TRY IT: Give every line of the data again, exactly.

━━━ DATA ━━━

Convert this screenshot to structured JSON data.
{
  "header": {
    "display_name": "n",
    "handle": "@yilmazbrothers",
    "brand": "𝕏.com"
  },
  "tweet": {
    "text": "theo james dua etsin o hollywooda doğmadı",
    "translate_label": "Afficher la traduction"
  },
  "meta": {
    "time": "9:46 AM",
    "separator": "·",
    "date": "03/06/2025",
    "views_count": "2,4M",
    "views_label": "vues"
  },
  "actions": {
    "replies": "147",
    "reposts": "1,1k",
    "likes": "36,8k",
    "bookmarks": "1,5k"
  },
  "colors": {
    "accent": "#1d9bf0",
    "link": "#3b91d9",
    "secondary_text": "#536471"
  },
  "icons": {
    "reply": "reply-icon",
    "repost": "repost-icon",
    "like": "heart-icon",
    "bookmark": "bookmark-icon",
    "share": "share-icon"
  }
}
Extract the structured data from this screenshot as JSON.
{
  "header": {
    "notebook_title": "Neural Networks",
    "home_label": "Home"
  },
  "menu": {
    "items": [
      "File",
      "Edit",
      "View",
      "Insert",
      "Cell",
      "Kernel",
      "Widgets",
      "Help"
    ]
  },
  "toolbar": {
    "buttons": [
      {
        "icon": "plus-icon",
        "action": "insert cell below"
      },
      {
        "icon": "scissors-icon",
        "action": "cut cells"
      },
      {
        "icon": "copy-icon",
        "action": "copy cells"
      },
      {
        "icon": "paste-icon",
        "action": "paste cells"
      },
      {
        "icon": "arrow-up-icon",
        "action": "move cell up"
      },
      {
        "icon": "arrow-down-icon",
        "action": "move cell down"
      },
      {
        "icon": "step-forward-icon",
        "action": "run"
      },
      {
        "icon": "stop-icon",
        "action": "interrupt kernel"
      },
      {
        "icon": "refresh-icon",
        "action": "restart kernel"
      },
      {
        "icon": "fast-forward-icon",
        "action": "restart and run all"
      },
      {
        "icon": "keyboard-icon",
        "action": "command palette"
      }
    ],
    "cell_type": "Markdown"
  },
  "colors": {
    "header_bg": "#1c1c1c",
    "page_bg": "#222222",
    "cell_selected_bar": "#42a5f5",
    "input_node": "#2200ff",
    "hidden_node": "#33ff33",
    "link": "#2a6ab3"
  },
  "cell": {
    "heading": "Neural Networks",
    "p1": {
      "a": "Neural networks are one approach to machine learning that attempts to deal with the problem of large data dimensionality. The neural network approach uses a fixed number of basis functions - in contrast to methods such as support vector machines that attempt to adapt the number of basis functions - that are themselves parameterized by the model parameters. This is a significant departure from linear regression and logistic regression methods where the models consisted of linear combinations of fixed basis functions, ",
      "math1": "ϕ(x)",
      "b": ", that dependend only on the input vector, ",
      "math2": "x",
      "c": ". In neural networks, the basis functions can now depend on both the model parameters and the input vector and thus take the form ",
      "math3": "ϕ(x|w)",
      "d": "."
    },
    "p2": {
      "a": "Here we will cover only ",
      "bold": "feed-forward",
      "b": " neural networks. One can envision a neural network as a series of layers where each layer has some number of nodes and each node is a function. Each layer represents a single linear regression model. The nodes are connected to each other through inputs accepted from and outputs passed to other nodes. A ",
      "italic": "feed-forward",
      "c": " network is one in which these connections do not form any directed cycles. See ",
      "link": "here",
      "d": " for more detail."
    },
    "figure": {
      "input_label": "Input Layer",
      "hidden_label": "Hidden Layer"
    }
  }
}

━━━

YOUR SOLUTION:
Convert this screenshot to structured JSON data.
{
  "header": {
    "display_name": "n",
    "handle": "@yilmazbrothers",
    "brand": "𝕏.com"
  },
  "tweet": {
    "text": "theo james dua etsin o hollywooda doğmadı",
    "translate_label": "Afficher la traduction"
  },
  "meta": {
    "time": "9:46 AM",
    "separator": "·",
    "date": "03/06/2025",
    "views_count": "2,4M",
    "views_label": "vues"
  },
  "actions": {
    "replies": "147",
    "reposts": "1,1k",
    "likes": "36,8k",
    "bookmarks": "1,5k"
  },
  "colors": {
    "accent": "#1d9bf0",
    "link": "#3b91d9",
    "secondary_text": "#536471"
  },
  "icons": {
    "reply": "reply-icon",
    "repost": "repost-icon",
    "like": "heart-icon",
    "bookmark": "bookmark-icon",
    "share": "share-icon"
  }
}
Extract the structured data from this screenshot as JSON.
{
  "header": {
    "notebook_title": "Neural Networks",
    "home_label": "Home"
  },
  "menu": {
    "items": [
      "File",
      "Edit",
      "View",
      "Insert",
      "Cell",
      "Kernel",
      "Widgets",
      "Help"
    ]
  },
  "toolbar": {
    "buttons": [
      {
        "icon": "plus-icon",
        "action": "insert cell below"
      },
      {
        "icon": "scissors-icon",
        "action": "cut cells"
      },
      {
        "icon": "copy-icon",
        "action": "copy cells"
      },
      {
        "icon": "paste-icon",
        "action": "paste cells"
      },
      {
        "icon": "arrow-up-icon",
        "action": "move cell up"
      },
      {
        "icon": "arrow-down-icon",
        "action": "move cell down"
      },
      {
        "icon": "step-forward-icon",
        "action": "run"
      },
      {
        "icon": "stop-icon",
        "action": "interrupt kernel"
      },
      {
        "icon": "refresh-icon",
        "action": "restart kernel"
      },
      {
        "icon": "fast-forward-icon",
        "action": "restart and run all"
      },
      {
        "icon": "keyboard-icon",
        "action": "command palette"
      }
    ],
    "cell_type": "Markdown"
  },
  "colors": {
    "header_bg": "#1c1c1c",
    "page_bg": "#222222",
    "cell_selected_bar": "#42a5f5",
    "input_node": "#2200ff",
    "hidden_node": "#33ff33",
    "link": "#2a6ab3"
  },
  "cell": {
    "heading": "Neural Networks",
    "p1": {
      "a": "Neural networks are one approach to machine learning that attempts to deal with the problem of large data dimensionality. The neural network approach uses a fixed number of basis functions - in contrast to methods such as support vector machines that attempt to adapt the number of basis functions - that are themselves parameterized by the model parameters. This is a significant departure from linear regression and logistic regression methods where the models consisted of linear combinations of fixed basis functions, ",
      "math1": "ϕ(x)",
      "b": ", that dependend only on the input vector, ",
      "math2": "x",
      "c": ". In neural networks, the basis functions can now depend on both the model parameters and the input vector and thus take the form ",
      "math3": "ϕ(x|w)",
      "d": "."
    },
    "p2": {
      "a": "Here we will cover only ",
      "bold": "feed-forward",
      "b": " neural networks. One can envision a neural network as a series of layers where each layer has some number of nodes and each node is a function. Each layer represents a single linear regression model. The nodes are connected to each other through inputs accepted from and outputs passed to other nodes. A ",
      "italic": "feed-forward",
      "c": " network is one in which these connections do not form any directed cycles. See ",
      "link": "here",
      "d": " for more detail."
    },
    "figure": {
      "input_label": "Input Layer",
      "hidden_label": "Hidden Layer"
    }
  }
}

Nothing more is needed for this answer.